Former DA files for ‘lite’ governor job
But now Earle, of Austin, has filed for lieutenant governor, and that’s something else again.
In his first statewide race, the former Travis County district attorney will find out just how big Texas is. And, should lightning strike and he becomes lieutenant governor, he’ll find out if its considerable power will survive.
Other Democrats talking about lieutenant governor are outspoken Austin restaurateur Marc Katz and former labor leader Linda Chavez-Thompson of San Antonio.
The current lieutenant governor is Republican David Dewhurst. He tired of waiting for U.S. Sen. Kay Bailey Hutchison to decide whether to quit her Senate seat to focus on her GOP primary challenge to Gov. Rick Perry. That would have set up a special election for that job. So Dewhurst filed for a third four-year term.
Earle, 67, retired as Travis County DA in 2008, after 32 years as prosecutor -- including several ethics-oriented cases against state officials through the office’s Public Integrity Unit. He’d talked over the years about running for the U.S. senate, Texas attorney general, and the U.S. House of Representatives, but never did.
Many Texans may not know that the lieutenant governor’s chief function, other than being on deck should the governor leave office for whatever reason, is to preside over the Texas Senate.
For the past half century, that legislative power has made the Texas lieutenant governor the most powerful in the 50 states. Most lieutenant governors are afterthoughts, barring a gubernatorial vacancy.
Not so in Texas.

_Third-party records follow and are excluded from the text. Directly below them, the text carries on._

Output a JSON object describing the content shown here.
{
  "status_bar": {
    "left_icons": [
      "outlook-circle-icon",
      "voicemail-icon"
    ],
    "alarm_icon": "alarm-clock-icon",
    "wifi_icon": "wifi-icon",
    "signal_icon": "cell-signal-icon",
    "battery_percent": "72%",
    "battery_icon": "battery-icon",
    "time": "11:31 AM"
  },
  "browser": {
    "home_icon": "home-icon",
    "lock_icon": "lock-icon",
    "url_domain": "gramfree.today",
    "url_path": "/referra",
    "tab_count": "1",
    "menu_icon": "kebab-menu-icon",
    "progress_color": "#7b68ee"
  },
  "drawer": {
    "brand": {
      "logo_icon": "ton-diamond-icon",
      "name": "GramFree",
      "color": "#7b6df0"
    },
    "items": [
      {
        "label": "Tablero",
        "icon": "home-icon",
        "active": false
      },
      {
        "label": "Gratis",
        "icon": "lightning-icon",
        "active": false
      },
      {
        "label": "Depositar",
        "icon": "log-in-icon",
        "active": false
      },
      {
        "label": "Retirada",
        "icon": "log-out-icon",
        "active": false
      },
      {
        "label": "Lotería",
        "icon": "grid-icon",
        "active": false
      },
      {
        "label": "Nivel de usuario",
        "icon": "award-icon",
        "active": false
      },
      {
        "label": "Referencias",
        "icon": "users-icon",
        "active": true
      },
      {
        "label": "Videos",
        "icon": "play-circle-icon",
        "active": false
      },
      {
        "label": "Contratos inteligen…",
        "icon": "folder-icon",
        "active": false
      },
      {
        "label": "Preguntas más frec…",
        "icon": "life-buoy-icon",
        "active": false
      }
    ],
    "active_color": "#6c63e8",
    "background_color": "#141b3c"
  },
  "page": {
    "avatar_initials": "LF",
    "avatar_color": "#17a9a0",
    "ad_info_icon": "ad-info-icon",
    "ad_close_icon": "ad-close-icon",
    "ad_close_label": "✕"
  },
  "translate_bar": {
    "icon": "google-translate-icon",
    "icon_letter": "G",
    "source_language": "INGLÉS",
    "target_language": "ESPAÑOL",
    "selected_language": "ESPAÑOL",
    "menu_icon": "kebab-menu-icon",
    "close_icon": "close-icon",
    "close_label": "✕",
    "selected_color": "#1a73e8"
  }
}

The lieutenant governor runs (and often serves) independently of the governor. Since Texas is one of a half-dozen states that does not organize its legislative branches on a partisan basis – yet – the lieutenant governor has wielded enormous power.
Most state legislatures are organized on a partisan basis like Congress, where the dominant party’s majority leader usually wields the power – though often with limitations.
The Texas lieutenant governor appoints Senate committees and their chairs; decides which bills go to which committees; decides whom to recognize on the Senate floor, thus controlling the agenda; and is the Senate’s leader and names the other four Senate members on the Legislative Budget Board, which writes the rough draft of the state budget.
Most of the lieutenant governor’s powers, however, aren’t in the state constitution, but the Senate rules passed at the start of each regular legislative session.
Although senators have made occasional efforts to strip powers from the lieutenant governor, they have gone nowhere, for several reasons:
• The lieutenant governor is elected statewide, and under the Texas Constitution will be the president of the Senate regardless of what the senators might prefer.
• While senators might like to limit the lieutenant governor’s power, most are reluctant to risk their legislative careers if they fail.
• While they may complain about the lieutenant governor’s exercise of power, the senators aren’t sure who among them they might prefer to supervise the Senate.
• Some senators think they might someday seek the job, and thus don’t want to limit its power.
If Dewhurst is re-elected and doesn’t get an opportunity to go to the U.S. Senate, he will most likely retain the existing powers of the lieutenant governor. Republicans hold a 19-12 advantage over the Democrats in the Senate. Most observers think that ratio is unlikely to change in the 2010 elections, and they’re unlikely to punish their fellow Republican.
If, however, a Democrat should win -- Newsweek magazine recently predicted that White would narrowly be elected governor in 2010, which if it happened, could aid the party’s lieutenant governor candidate -- the Republican senators very likely would strip several of the lieutenant governor’s powers.
Texas’ most powerful lieutenant governor ever, the late Democrat Bob Bullock (1991-1999), managed to hang onto his powers despite the Senate majority shifting Republican during his tenure.
But he was able to do so only because he dealt Republicans in on some of the powerful committee chairmanships, and because he developed a symbiotic, cordial working relationship with Republican Gov. George W. Bush. With Bush’s arm around him, the Senate’s Republicans weren’t eager to challenge Bullock.
That won’t be the case should a Democrat – whether Earle or someone else – become lieutenant governor. That victory, absent some fancy acrossthe aisle deal-making, would likely signal the end of the Texas lieutenant governor as the most powerful in the country.